So to summarize, these “work” variables are totally normal and within the healthy range of relationship experiences. Don’t worry if you feel like your relationship takes work to maintain—that simply means you are similar to most people in relationships. If (somehow) you can effortlessly maintain a successful close relationship (without any “work”) for decades, you are truly a rare breed of human. Personally, I think people were upset at Ben Affleck simply because what he said was not very romantic (what a terrible crime!), but I empathize with his perspective. Relationships are hard work. But they’re the best kind of work.
Interested in learning more about relationships?
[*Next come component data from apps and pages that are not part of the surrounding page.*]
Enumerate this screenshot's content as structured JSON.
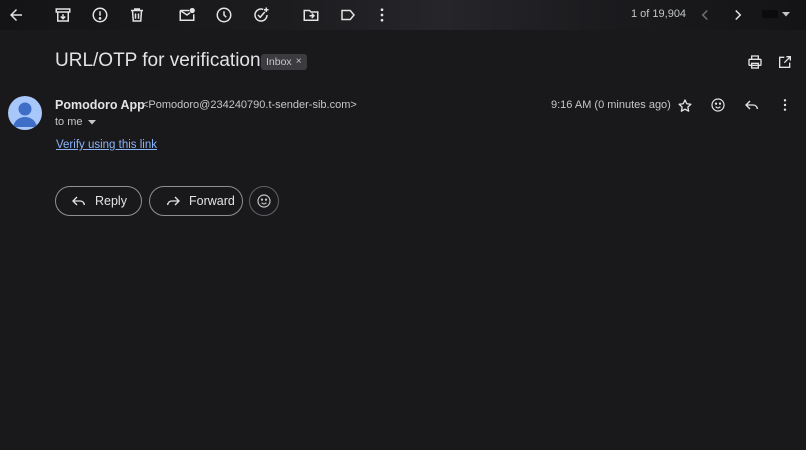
{
  "toolbar": {
    "icons": [
      "back-arrow-icon",
      "archive-icon",
      "report-spam-icon",
      "delete-icon",
      "mark-unread-icon",
      "snooze-icon",
      "add-to-tasks-icon",
      "move-to-icon",
      "label-icon",
      "more-vert-icon"
    ],
    "counter": "1 of 19,904"
  },
  "message": {
    "subject": "URL/OTP for verification",
    "label": "Inbox",
    "label_remove": "×",
    "sender_name": "Pomodoro App",
    "sender_email": "<Pomodoro@234240790.t-sender-sib.com>",
    "recipient": "to me",
    "timestamp": "9:16 AM (0 minutes ago)",
    "body_link": "Verify using this link"
  },
  "actions": {
    "reply": "Reply",
    "forward": "Forward"
  },
  "colors": {
    "background": "#19191b",
    "text": "#e3e3e3",
    "muted": "#c4c7c5",
    "link": "#8ab4f8",
    "avatar": "#a8c7fa"
  }
}
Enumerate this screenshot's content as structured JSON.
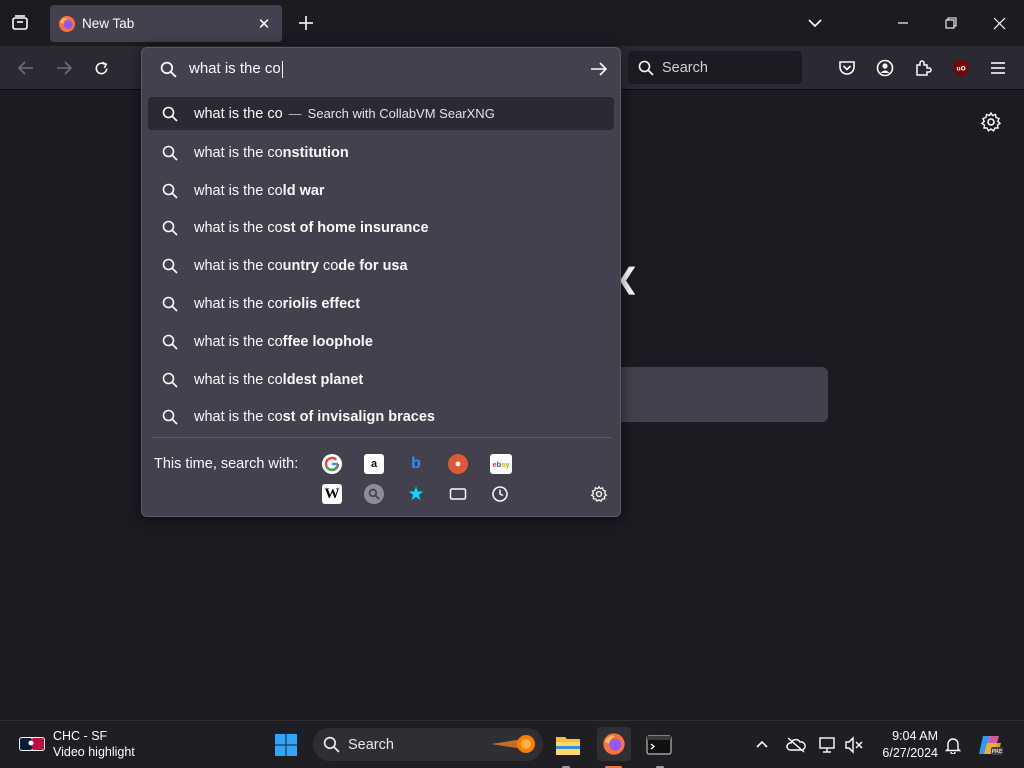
{
  "browser": {
    "tab": {
      "title": "New Tab",
      "close_glyph": "✕"
    },
    "window_controls": {
      "list_all_tabs": "chevron-down-icon",
      "minimize": "—",
      "restore": "❐",
      "close": "✕"
    },
    "search_box": {
      "placeholder": "Search"
    }
  },
  "urlbar": {
    "value": "what is the co",
    "heuristic": {
      "typed": "what is the co",
      "separator": "—",
      "action": "Search with CollabVM SearXNG"
    },
    "suggestions": [
      {
        "prefix": "what is the co",
        "bold": "nstitution",
        "rest": ""
      },
      {
        "prefix": "what is the co",
        "bold": "ld war",
        "rest": ""
      },
      {
        "prefix": "what is the co",
        "bold": "st of home insurance",
        "rest": ""
      },
      {
        "prefix": "what is the co",
        "bold": "untry",
        "mid": " co",
        "bold2": "de for usa"
      },
      {
        "prefix": "what is the co",
        "bold": "riolis effect",
        "rest": ""
      },
      {
        "prefix": "what is the co",
        "bold": "ffee loophole",
        "rest": ""
      },
      {
        "prefix": "what is the co",
        "bold": "ldest planet",
        "rest": ""
      },
      {
        "prefix": "what is the co",
        "bold": "st of invisalign braces",
        "rest": ""
      }
    ],
    "one_off_label": "This time, search with:",
    "engines": [
      "google-icon",
      "amazon-icon",
      "bing-icon",
      "duckduckgo-icon",
      "ebay-icon",
      "wikipedia-icon",
      "searxng-icon",
      "bookmarks-icon",
      "tabs-icon",
      "history-icon"
    ]
  },
  "taskbar": {
    "widget": {
      "line1": "CHC - SF",
      "line2": "Video highlight"
    },
    "search_label": "Search",
    "clock": {
      "time": "9:04 AM",
      "date": "6/27/2024"
    }
  },
  "colors": {
    "accent_blue": "#00ddff",
    "firefox_orange": "#ff7139",
    "panel": "#42414d"
  }
}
Click here for other topics on Science of Relationships. Like us on Facebook or follow us on Twitter to get our articles delivered directly to your NewsFeed. Learn more about our book and download it here.
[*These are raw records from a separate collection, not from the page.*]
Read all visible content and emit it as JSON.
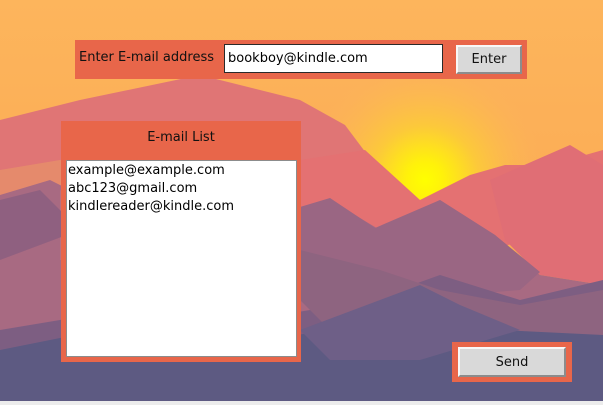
{
  "entry": {
    "label": "Enter E-mail address",
    "value": "bookboy@kindle.com",
    "button_label": "Enter"
  },
  "email_list": {
    "title": "E-mail List",
    "items": [
      "example@example.com",
      "abc123@gmail.com",
      "kindlereader@kindle.com"
    ]
  },
  "send": {
    "button_label": "Send"
  },
  "colors": {
    "panel": "#e8664a",
    "sky": "#fbb45a",
    "sun": "#ffff00",
    "button": "#d9d9d9"
  }
}
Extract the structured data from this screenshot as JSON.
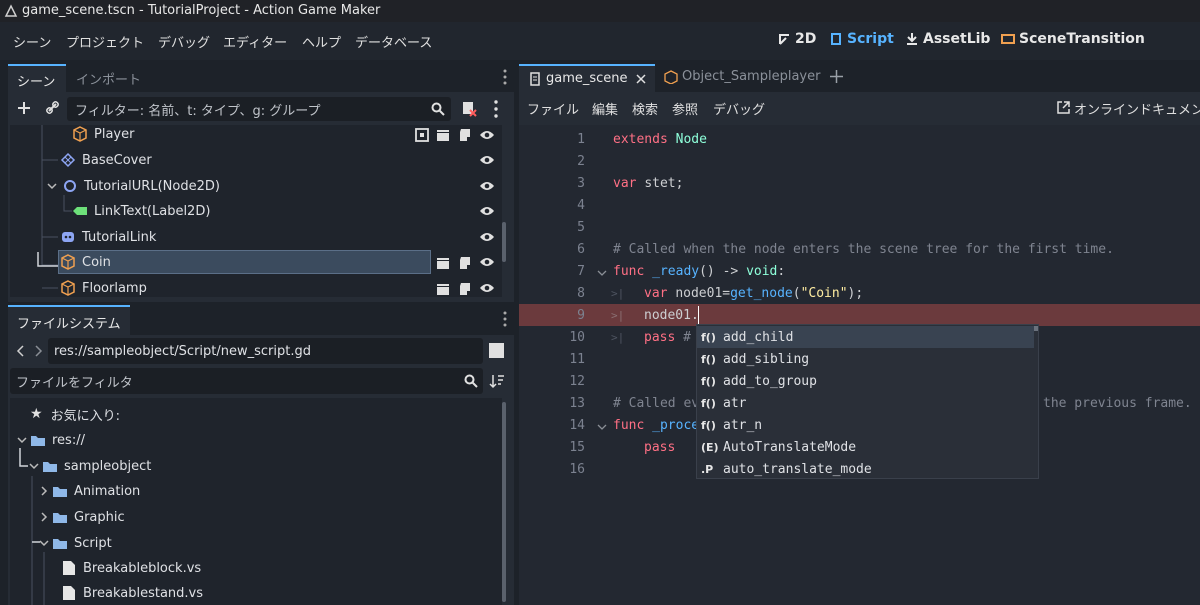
{
  "window": {
    "title": "game_scene.tscn - TutorialProject - Action Game Maker"
  },
  "menu": [
    "シーン",
    "プロジェクト",
    "デバッグ",
    "エディター",
    "ヘルプ",
    "データベース"
  ],
  "workspaces": {
    "w2d": "2D",
    "script": "Script",
    "assetlib": "AssetLib",
    "scene_transition": "SceneTransition"
  },
  "scene_dock": {
    "tabs": [
      "シーン",
      "インポート"
    ],
    "filter_placeholder": "フィルター: 名前、t: タイプ、g: グループ",
    "nodes": [
      {
        "label": "Player",
        "icon": "node3d-box-icon"
      },
      {
        "label": "BaseCover",
        "icon": "tilemap-icon"
      },
      {
        "label": "TutorialURL(Node2D)",
        "icon": "node2d-circle-icon"
      },
      {
        "label": "LinkText(Label2D)",
        "icon": "label-icon"
      },
      {
        "label": "TutorialLink",
        "icon": "controller-icon"
      },
      {
        "label": "Coin",
        "icon": "box-icon"
      },
      {
        "label": "Floorlamp",
        "icon": "box-icon"
      }
    ]
  },
  "filesystem": {
    "tab": "ファイルシステム",
    "path": "res://sampleobject/Script/new_script.gd",
    "filter_placeholder": "ファイルをフィルタ",
    "favorites": "お気に入り:",
    "items": [
      "res://",
      "sampleobject",
      "Animation",
      "Graphic",
      "Script",
      "Breakableblock.vs",
      "Breakablestand.vs"
    ]
  },
  "script_tabs": [
    "game_scene",
    "Object_Sampleplayer"
  ],
  "script_menu": [
    "ファイル",
    "編集",
    "検索",
    "参照",
    "デバッグ"
  ],
  "online_docs": "オンラインドキュメント",
  "code_lines": [
    "1",
    "2",
    "3",
    "4",
    "5",
    "6",
    "7",
    "8",
    "9",
    "10",
    "11",
    "12",
    "13",
    "14",
    "15",
    "16"
  ],
  "code": {
    "l1a": "extends",
    "l1b": "Node",
    "l3a": "var",
    "l3b": "stet;",
    "l6": "# Called when the node enters the scene tree for the first time.",
    "l7a": "func",
    "l7b": "_ready",
    "l7c": "() -> ",
    "l7d": "void",
    "l7e": ":",
    "l8a": "var",
    "l8b": "node01=",
    "l8c": "get_node",
    "l8d": "(",
    "l8e": "\"Coin\"",
    "l8f": ");",
    "l9": "node01.",
    "l10a": "pass",
    "l10b": "#",
    "l13a": "# Called ev",
    "l13b": "the previous frame.",
    "l14a": "func",
    "l14b": "_proce",
    "l15": "pass"
  },
  "autocomplete": [
    {
      "label": "add_child",
      "icon": "f()"
    },
    {
      "label": "add_sibling",
      "icon": "f()"
    },
    {
      "label": "add_to_group",
      "icon": "f()"
    },
    {
      "label": "atr",
      "icon": "f()"
    },
    {
      "label": "atr_n",
      "icon": "f()"
    },
    {
      "label": "AutoTranslateMode",
      "icon": "(E)"
    },
    {
      "label": "auto_translate_mode",
      "icon": ".P"
    }
  ],
  "colors": {
    "accent": "#57b3ff",
    "error_line": "#6b3a3d",
    "selection": "#3b4b5e",
    "folder": "#8fb8e8"
  }
}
Dr. Dylan Selterman - Science of Relationships articles | Website/CV
Dr. Selterman's research focuses on secure vs. insecure personality in relationships. He studies how people dream about their romantic partners and how nighttime dreams are associated with daytime behavior. In addition, Dylan studies issues related to morality and ethics in relationships, including infidelity, betrayal, and jealousy.
1 Csikszentmihalyi, M., Abuhamdeh, S., & Nakamura, J. (2005). Flow. In A. J. Elliot, C. S. Dweck, A. J. Elliot, C. S. Dweck (Eds.), Handbook of competence and motivation (pp. 598-608). New York, NY, US: Guilford Publications.
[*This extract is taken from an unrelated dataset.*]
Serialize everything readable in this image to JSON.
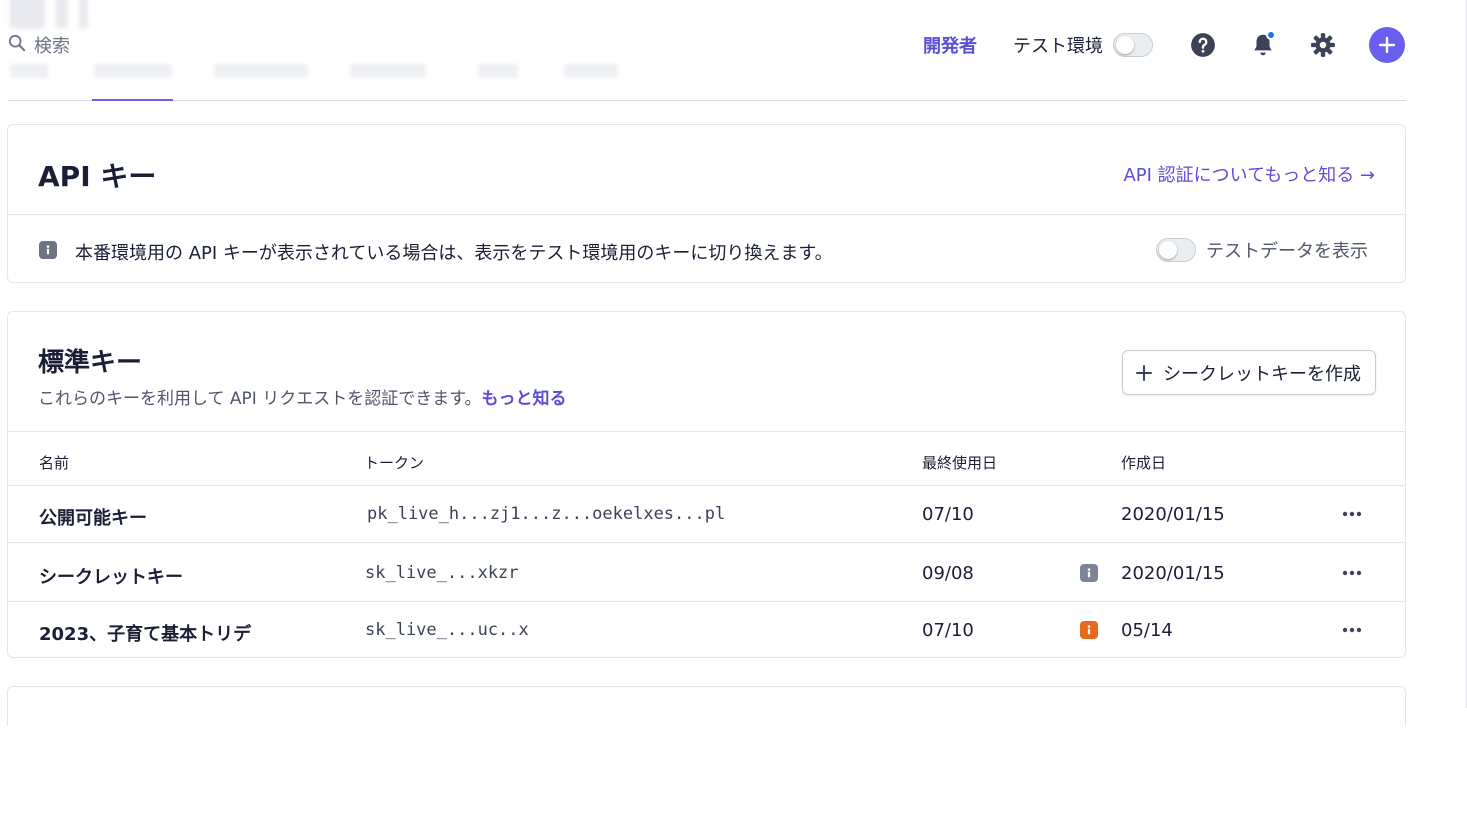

2Csikszentmihalyi, M. (1997). Finding flow: The psychology of engagement with everyday life. New York, NY, US: Basic Books.
3Stanley, S. M., Blumberg, S. L., & Markman, H. J. (1999). Helping couples fight for their marriages: The PREP approach. In R. Berger, M. T. Hannah, R. Berger, M. T. Hannah (Eds.), Preventive approaches in couples therapy (pp. 279-303). Philadelphia, PA, US: Brunner/Mazel.
4Hamburg, M. E., & Pronk, T. M. (2015). Believe you can and you will: The belief in high self-control decreases interest in attractive alternatives. Journal of Experimental Social Psychology, 5630-35. doi:10.1016/j.jesp.2014.08.009
5Gable, S. L., Reis, H. T., Impett, E. A., & Asher, E. R. (2004). What Do You Do When Things Go Right? The Intrapersonal and Interpersonal Benefits of Sharing Positive Events. Journal of Personality and Social Psychology, 87(2), 228-245. doi:10.1037/0022-35126.96.36.199
6Mikulincer, M., & Shaver, P. R. (in press). Adult attachment and caregiving: Individual differences in providing a safe haven and secure base to others. In S. L. Brown, R. M. Brown, & L. A. Penner (Eds.), Self-interest and beyond: Toward a new understanding of human caregiving. New York: Oxford University Press.
7Barton, A. W., Futris, T. G., & Nielsen, R. B. (2015). Linking financial distress to marital quality: The intermediary roles of demand/withdraw and spousal gratitude expressions. Personal Relationships, 22(3), 536-549. doi:10.1111/pere.12094
8Gordon, A. M., Impett, E. A., Kogan, A., Oveis, C., & Keltner, D. (2012). To have and to hold: Gratitude promotes relationship maintenance in intimate bonds. Journal of Personality and Social Psychology, 103(2), 257-274. doi:10.1037/a0028723
9Finkel, E. J., & Rusbult, C. E. (2008). Prorelationship motivation: An interdependence theory analysis of situations with conflicting interests. In J. Y. Shah, W. L. Gardner, J. Y. Shah, W. L. Gardner (Eds.), Handbook of motivation science (pp. 547-560). New York, NY, US: Guilford Press.
10Finkel, E. J., & Campbell, W. K. (2001). Self-control and accommodation in close relationships: An interdependence analysis. Journal of Personality and Social Psychology, 81(2), 263-277. doi:10.1037/0022-35188.8.131.523